I like to finish off with some frozen fruit to make the smoothie cold and thick. Today I decided on frozen bananas. I also added some celery. If you don't want to use frozen fruit, throw in some ice cubes if you want it cold. You might consider making a smoothie and putting that into an ice cube tray and use that to make it cold and thick. Now, the final phase is important! Before putting in your frozen fruit I'd suggest first tasting the mixture. If you think you could drink that down without making a face, then you can go with a moderately-sweet frozen fruit (maybe peaches). If it is already too sweet, you might consider berries (blueberries, raspberries, blackberries) as they are not too sweet. They add nutrition without adding too much sweetness. Be warned! Blackberry seeds and some raspberry seeds might need a longer mixing. They are nasty buggers. If your mixture tastes like battery acid and in need of serious sweetening, pineapple, cherries and bananas are good. Now my mix wasn't too bad but I put in some bananas as there wasn't as much room left as I thought. I buy double bananas most weeks and freeze half after they've ripened all the way (brown spotted). If I didn't put in the three stalks of celery (I usually add four stalks but ran out) I may have used a bag of frozen peaches or mangoes instead. But, I have two fresh mangoes waiting to go in to tomorrow's mix and some fresh pineapple sitting in the refrigerator, so I opted for bananas. Now, all that is left is to mix well on high speed for a bit and...
And... Tada! The standard Frank Black smoothie that you've seen over these last weeks. I've been doing green smoothies for many years, so the whole recipe vibe is easy. I know what will work most of the time. Sometimes you get a surprise if something is VERY fresh from my garden, but that is it. I'll often add a few sprigs of parsley that I have growing outside. One might consider adding whole flax seeds as well (but only in a Vita-Mix or Blendtec). They can be kept in the freezer for a long time and purchased very cheaply at the health food store. Another thing to consider adding is sprouts. Sprouts are very nutritious and taste wonderful. I would recommend you grow your own sprouts. It is easy and is much cheaper than buying them. Plus, you know they are fresh. The day they are finished just throw in a bunch. And, as you know, anything from my garden is fair game. I like cucumbers in smoothies a lot and throw them in peel and all, but I peel those not from my garden or the farmer's market.
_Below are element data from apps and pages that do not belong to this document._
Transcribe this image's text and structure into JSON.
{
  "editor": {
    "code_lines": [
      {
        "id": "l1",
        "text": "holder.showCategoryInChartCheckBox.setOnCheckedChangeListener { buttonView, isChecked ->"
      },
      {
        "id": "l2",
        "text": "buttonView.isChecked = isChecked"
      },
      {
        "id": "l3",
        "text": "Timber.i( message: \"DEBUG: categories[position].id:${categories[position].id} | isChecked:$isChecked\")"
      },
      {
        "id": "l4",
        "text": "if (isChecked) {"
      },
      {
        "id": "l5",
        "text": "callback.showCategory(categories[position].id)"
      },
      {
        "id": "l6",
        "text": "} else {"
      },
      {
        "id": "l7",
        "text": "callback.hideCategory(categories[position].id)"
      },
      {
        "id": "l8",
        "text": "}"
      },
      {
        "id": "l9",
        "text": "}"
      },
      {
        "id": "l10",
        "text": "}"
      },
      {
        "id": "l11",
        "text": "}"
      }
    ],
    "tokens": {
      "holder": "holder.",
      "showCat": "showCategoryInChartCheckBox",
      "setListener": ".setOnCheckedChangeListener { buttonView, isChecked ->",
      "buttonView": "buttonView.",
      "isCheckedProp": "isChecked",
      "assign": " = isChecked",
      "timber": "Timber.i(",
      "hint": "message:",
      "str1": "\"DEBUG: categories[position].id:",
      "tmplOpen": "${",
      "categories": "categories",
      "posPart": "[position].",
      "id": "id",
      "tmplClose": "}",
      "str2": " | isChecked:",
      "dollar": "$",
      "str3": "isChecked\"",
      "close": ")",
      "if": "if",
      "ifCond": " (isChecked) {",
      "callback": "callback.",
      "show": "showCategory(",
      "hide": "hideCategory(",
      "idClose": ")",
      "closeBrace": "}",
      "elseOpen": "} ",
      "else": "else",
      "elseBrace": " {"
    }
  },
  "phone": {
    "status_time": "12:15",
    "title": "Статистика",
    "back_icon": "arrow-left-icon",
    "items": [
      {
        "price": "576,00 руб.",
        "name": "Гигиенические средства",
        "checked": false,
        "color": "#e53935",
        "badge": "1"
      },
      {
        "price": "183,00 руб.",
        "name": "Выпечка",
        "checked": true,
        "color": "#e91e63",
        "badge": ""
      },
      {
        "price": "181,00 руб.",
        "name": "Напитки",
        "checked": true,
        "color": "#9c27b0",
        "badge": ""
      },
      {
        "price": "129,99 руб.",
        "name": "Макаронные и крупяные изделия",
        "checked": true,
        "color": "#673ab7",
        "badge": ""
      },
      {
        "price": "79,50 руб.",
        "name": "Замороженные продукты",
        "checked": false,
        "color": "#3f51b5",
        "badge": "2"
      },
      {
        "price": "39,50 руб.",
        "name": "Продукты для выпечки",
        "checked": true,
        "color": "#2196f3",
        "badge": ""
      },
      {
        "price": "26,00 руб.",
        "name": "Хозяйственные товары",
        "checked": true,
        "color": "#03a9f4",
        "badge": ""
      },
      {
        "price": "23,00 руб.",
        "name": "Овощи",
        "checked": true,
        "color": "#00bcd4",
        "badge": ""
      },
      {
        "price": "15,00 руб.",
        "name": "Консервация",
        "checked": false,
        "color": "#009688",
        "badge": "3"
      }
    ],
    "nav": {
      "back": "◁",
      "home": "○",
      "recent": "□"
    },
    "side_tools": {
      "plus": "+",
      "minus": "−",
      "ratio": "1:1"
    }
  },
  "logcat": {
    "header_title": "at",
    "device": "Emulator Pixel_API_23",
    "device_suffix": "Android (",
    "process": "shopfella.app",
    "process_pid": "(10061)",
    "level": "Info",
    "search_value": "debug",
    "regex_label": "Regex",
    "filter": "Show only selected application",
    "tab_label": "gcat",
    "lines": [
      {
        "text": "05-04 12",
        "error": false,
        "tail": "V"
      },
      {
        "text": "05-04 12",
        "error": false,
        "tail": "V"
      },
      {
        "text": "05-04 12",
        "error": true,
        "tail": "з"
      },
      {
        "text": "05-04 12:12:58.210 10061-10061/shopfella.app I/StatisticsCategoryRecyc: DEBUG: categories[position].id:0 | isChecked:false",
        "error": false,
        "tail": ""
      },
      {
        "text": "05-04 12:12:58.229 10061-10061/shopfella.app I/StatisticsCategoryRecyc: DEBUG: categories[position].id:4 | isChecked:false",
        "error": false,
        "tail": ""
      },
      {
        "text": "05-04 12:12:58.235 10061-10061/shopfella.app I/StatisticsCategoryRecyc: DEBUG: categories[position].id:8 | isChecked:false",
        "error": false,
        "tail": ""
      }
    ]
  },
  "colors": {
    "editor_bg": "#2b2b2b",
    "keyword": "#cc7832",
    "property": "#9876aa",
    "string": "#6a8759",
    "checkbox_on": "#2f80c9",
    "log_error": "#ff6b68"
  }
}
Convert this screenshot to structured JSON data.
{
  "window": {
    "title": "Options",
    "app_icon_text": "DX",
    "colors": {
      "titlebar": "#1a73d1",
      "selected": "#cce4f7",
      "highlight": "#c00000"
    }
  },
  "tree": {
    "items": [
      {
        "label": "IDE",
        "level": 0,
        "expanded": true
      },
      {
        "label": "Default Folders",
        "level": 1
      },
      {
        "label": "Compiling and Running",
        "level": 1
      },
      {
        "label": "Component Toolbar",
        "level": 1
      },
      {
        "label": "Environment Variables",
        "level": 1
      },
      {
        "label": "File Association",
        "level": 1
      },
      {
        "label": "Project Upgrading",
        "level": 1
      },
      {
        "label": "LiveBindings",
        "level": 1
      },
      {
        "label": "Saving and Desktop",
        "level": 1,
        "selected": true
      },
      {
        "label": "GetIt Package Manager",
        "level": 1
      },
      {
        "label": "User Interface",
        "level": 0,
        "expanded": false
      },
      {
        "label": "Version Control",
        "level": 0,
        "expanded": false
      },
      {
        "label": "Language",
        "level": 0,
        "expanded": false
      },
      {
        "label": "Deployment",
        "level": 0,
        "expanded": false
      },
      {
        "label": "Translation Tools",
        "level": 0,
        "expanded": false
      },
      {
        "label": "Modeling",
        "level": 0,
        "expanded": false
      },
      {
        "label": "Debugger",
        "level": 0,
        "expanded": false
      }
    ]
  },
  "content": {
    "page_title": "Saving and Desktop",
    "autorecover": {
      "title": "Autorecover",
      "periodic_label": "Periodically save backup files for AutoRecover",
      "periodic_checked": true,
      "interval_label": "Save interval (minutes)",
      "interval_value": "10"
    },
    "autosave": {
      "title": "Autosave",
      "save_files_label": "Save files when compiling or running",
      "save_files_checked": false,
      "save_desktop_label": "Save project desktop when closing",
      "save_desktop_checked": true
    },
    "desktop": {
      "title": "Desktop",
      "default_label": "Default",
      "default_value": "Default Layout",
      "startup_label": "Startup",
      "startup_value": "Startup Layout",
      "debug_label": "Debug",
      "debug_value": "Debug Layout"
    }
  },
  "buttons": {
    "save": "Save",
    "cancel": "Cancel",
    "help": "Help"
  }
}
In the end, the only thing holding you back from a good smoothie experience is your imagination. There are dozens of common fruits and vegetables that one can use easily in smoothies. There are many additives to make them more nutritious and interesting. You can put liquid or powdered vitamins in there if you take them. You can even give yourself a naughty treat occasionally. I made my own almond milk last year (it is a lot of work) and would mix it with raw cacao nibs, fresh vanilla bean pods, sweet dates and coconut. Man... makes you want to slap yo' mama! Just be sure you use a lot of veggies and particularly greens, along with the fruit. I don't use much dairy, but some people like a bit of unsweetened yogurt. It all works.
This is one man's way of doing things. It isn't science and it isn't religion. It is a little art, but art is subjective. I know I love these things and it allows me to consume vastly higher quantities of fruits and vegetables than I would normally. The added bonus is that "cooking time" is around fifteen minutes and clean-up is about five minutes, give or day. My day's meals are made, stored and cleaned up in under thirty minutes.
My non-scientific observation is that this has helped me a great deal and I feel wonderful. I'll continue on with green smoothies even when I start eating food that hasn't been pre-chewed for me. This part of my diet is for pure nutrition. Still, there is no reason I can't enjoy my medicine.
|I am 30% through the 60 days.|
Weight: 153.3 lbs.
|"Yeah, Frank, they saw me earlier."|